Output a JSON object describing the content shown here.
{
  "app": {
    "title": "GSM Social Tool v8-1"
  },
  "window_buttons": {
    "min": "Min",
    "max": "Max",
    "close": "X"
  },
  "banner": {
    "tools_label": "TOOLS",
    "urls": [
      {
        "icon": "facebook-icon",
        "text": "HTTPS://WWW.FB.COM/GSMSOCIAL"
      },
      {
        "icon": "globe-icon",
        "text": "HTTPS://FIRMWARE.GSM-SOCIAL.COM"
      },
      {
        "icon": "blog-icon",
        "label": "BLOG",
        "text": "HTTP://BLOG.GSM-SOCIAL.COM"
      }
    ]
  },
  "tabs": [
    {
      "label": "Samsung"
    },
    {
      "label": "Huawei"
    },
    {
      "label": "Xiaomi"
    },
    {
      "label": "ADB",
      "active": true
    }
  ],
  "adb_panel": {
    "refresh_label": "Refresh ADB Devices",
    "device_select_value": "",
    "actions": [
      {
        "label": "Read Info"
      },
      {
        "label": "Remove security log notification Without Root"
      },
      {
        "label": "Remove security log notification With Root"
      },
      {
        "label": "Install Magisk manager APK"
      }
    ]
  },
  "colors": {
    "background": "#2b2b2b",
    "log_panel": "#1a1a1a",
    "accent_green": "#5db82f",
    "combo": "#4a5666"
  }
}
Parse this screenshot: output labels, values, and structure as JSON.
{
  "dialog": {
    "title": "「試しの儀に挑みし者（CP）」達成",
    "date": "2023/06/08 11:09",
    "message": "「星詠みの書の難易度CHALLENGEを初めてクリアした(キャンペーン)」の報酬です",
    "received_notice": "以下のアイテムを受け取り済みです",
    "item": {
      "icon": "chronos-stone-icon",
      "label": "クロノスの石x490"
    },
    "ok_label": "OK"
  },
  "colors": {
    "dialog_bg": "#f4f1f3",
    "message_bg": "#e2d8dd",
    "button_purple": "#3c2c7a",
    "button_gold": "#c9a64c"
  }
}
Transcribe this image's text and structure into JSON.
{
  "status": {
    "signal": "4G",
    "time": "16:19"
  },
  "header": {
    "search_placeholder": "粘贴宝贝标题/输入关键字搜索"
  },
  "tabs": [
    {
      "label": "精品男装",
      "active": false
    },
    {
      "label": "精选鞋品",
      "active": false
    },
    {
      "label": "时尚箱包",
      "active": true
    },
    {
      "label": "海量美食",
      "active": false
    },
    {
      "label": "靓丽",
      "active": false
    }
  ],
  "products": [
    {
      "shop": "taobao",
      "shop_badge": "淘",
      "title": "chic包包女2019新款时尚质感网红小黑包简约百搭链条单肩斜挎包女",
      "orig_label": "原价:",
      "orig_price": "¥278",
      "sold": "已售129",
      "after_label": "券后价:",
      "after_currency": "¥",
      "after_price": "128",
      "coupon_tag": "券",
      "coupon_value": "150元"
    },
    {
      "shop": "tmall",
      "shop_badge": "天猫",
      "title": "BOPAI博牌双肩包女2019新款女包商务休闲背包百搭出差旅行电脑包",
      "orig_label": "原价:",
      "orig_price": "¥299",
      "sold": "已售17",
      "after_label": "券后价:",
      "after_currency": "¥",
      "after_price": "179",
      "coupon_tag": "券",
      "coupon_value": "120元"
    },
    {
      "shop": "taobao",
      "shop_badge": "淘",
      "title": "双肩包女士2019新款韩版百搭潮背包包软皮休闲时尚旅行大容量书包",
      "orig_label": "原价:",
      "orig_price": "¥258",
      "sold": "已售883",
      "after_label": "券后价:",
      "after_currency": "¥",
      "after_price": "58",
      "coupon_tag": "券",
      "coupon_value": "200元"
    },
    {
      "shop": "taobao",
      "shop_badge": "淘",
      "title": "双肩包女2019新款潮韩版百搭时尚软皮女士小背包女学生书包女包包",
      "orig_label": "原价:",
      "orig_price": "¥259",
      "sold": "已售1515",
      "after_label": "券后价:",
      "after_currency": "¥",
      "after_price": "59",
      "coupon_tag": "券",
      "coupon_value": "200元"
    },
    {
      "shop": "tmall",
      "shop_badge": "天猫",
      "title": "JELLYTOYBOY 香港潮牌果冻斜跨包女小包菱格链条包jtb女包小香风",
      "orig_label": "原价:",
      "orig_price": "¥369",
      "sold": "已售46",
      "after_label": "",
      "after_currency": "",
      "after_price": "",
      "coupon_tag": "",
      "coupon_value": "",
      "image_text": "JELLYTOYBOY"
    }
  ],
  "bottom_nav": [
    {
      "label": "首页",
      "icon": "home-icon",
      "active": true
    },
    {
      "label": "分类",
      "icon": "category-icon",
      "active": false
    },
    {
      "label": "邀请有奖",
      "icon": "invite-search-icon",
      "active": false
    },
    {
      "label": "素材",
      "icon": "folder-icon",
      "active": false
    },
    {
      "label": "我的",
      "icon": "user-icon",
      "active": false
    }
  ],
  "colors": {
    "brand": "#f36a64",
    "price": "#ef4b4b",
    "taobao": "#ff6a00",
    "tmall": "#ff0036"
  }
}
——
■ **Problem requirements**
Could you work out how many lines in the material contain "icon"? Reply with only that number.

■ **Exercise result**
9